bash Avenue.” Reading the
cast—Grable, Victor Mature,
and Phil Harris—was enough
to make me say ‘‘No, thanks,
I've got to study tonight.”
But after hearing reports,
I’ve learned that Betty can
shimmy like no one’s ever
shimmied before; and maybe
it’s worth an jnvestigation.
A film that intrigues me is
“East Side, West Side” at the
Heilig. That’s the movie in
which Barbara Stanwyck
plays a lady. I’ve been try
ing to convince my roommate
that this picture has to be dif
ferent than the usual Stan
wyck picture—after all, with
four co-stars of top caliber
and salafiy (James Mason,
Van Heflin, Ava Gardner, and
Cyd Charisse) Barbara can’t
kill them all; the studio
couldn’t afford it.
Spencer Tracy plays an un
sympathetic role for a change
in “Edward, My Son" at the
Lane, with Deborah Kerr co
starring. This is the role
which all critics leaped at by

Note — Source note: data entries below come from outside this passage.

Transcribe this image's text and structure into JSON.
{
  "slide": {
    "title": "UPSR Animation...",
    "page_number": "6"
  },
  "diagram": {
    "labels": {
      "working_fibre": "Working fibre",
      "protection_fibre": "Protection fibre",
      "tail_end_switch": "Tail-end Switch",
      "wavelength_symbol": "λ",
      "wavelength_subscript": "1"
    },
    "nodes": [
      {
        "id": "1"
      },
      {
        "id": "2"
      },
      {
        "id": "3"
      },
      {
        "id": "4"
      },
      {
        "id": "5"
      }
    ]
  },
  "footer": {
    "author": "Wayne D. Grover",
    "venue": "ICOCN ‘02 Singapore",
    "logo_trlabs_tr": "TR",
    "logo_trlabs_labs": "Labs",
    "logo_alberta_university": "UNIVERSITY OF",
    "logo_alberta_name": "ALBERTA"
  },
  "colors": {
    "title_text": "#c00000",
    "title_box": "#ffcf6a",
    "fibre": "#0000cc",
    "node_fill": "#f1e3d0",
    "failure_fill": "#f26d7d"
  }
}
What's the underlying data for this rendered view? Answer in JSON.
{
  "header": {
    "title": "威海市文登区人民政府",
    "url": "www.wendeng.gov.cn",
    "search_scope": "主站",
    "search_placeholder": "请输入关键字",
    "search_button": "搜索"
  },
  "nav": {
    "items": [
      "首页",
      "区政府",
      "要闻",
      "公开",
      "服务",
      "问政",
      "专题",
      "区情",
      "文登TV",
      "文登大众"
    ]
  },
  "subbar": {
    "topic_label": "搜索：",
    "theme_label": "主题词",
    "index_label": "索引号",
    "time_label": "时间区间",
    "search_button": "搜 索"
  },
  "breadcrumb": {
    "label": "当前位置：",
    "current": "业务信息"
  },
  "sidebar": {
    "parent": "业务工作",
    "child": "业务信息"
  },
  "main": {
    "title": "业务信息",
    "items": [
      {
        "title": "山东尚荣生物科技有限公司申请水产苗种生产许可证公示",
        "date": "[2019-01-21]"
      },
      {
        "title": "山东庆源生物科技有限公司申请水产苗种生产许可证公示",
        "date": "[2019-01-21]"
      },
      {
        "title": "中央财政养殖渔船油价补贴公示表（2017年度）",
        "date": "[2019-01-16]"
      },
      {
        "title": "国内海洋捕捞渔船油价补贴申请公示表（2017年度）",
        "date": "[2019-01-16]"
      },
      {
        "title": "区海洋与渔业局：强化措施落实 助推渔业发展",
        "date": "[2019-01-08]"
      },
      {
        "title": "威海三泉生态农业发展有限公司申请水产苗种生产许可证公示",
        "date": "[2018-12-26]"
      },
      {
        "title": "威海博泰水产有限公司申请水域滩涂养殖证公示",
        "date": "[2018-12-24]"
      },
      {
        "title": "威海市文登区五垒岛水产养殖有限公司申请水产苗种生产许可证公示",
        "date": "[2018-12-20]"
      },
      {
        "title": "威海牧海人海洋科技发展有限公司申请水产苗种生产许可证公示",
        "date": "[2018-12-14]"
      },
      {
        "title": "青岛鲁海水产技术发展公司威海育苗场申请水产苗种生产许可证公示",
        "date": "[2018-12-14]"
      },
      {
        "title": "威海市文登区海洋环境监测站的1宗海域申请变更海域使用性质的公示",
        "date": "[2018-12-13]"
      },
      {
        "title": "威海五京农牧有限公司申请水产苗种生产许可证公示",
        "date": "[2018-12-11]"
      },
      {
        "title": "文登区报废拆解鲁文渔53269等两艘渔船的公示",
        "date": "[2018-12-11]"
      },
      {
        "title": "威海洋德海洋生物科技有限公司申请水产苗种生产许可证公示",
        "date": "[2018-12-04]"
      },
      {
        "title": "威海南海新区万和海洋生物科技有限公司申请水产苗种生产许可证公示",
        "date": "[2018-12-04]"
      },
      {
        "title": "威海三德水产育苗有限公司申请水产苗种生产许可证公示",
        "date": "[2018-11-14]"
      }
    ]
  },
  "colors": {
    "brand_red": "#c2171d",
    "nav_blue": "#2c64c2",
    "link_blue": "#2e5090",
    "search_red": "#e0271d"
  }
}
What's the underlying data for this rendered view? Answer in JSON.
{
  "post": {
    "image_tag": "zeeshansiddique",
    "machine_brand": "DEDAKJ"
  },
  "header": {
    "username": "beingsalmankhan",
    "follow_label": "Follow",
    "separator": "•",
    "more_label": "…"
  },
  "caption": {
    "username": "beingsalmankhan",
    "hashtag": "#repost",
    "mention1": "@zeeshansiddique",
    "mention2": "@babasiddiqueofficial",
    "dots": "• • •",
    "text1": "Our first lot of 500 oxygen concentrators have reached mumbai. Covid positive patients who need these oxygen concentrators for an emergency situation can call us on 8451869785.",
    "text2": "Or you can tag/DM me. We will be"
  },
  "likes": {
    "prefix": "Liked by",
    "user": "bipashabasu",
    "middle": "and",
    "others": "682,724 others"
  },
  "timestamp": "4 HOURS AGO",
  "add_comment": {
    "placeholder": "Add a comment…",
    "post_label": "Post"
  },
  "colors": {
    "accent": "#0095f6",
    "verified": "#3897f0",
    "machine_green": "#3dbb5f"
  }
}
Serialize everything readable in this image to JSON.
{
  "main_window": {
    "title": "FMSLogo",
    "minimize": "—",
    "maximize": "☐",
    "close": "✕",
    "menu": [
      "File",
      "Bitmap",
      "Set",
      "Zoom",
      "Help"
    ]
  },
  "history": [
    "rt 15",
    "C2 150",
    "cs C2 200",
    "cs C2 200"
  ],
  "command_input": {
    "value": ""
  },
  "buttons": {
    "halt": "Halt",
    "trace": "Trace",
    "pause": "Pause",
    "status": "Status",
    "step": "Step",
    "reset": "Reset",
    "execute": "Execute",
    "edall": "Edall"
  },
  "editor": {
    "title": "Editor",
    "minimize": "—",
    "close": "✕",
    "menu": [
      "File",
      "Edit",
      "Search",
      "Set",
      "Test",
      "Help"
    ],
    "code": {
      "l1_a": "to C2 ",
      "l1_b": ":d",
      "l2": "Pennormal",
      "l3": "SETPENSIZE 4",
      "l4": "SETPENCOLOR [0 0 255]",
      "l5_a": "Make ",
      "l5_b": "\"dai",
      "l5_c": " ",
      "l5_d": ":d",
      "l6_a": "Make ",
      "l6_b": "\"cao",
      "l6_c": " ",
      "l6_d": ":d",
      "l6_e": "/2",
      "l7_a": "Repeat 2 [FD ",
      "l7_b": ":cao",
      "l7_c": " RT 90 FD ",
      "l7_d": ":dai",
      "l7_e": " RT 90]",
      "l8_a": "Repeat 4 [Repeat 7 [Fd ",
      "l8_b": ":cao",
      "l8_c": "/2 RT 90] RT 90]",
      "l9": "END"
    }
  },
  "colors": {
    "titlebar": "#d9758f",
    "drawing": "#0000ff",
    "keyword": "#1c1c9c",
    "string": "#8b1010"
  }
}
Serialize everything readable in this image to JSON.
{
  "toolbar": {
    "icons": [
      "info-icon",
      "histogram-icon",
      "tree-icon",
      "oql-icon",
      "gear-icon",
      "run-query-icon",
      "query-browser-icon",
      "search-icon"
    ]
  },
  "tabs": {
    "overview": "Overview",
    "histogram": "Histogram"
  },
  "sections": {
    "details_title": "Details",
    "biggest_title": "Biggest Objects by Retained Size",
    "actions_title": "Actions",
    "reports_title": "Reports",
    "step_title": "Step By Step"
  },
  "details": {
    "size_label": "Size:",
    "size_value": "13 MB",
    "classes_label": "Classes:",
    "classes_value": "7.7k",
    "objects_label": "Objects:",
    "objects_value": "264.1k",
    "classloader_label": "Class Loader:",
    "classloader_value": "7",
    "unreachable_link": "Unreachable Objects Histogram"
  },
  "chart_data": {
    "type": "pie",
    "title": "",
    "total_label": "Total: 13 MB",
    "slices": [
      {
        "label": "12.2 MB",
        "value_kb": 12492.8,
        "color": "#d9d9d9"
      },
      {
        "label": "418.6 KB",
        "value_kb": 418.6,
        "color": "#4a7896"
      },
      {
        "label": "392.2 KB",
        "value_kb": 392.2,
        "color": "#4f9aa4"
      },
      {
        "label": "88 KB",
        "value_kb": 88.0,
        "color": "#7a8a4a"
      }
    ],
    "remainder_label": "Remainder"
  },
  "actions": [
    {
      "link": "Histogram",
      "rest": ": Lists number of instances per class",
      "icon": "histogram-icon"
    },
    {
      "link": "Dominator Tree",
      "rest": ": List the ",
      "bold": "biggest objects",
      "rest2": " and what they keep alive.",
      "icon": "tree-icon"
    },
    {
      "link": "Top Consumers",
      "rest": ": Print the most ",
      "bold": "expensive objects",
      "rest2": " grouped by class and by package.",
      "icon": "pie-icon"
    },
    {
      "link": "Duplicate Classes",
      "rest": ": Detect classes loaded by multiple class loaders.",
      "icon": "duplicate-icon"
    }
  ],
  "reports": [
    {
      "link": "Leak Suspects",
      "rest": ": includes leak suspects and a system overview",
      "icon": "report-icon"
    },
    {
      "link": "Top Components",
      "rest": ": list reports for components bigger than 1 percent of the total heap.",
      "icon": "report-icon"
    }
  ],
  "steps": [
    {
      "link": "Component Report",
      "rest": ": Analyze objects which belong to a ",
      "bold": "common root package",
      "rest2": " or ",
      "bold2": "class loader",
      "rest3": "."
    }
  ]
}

saying Tracy wasn’t nearly
as effective as Robert Morley
(who played the role in the
stage play), thereby letting
all their readers know that
they had seen Morley and
could appreciate the legiti
mate theater. Frankly, I
think Tracy does a fine job—
but then I never saw Rob
Ask any Delta Zeta and she’ll tell you she doesn’t know a thing
about the house considering a return to AGS. Ask anybody else and
they, probably afflicted with spring term political fever, will give you
a knowing look and say “hmmmmmmm.” This can mean almost any
thing, depending upon the inflection. But considering the season, and
the proximity of elections, it stands to reason something should hap
pen somewhere, sometime soon. We wait with interest to see who gets
in the first lick—AGS, USA, or the DZs.
c . ORKGOX DAIIA EMERALD, published daily during the college year except all
Saturdays but Junior weekend, Sunday, holidays, final examination periods, Monday pre
ceding Junior weekend in May, and the last Thursday in May by the Associated Students,
University of Oregon. Entered as second class matter at the postoffice, Eugene, Oregon.
Opinions expressed in editorials are those of the writer, and do not claim to represent the
oomions of the ASUO or of the University. Initialed editorials are written by associate editors.
Unsigned editorials are written by the editor.
Opinions expressed in an editorial page by-lined column are those of the columnist, and
do not necessarily reflect the opinion of the editor or his associates.
Don A. Smith, Editor
Joan Mimnaugh, Business Manager
Anne Goodman, Tom King, Associate Editors
Glenn Gillespie, Managing Editor
Shirley Hillard, Advertising Manager
News Editors: Lorna Larson, Ken Metzler.
Assistant News Editor: Gretchen Grondahl.
Assistant Managing Editors: Norman Ander
son, Hal Coleman. Mac Epley.
Merle Gors, Walt McKinney, Bill Stanfield.
Snoots Editors: John Rarton. Sam Fidraan.
Chief Night Editor: Mary Hall.
Copy Editor: Marjory Bush. _
Desk Editors: Marjory Bush, Bill Frye, .
Gretchen Grondahl, Larry Meiser, Jackie^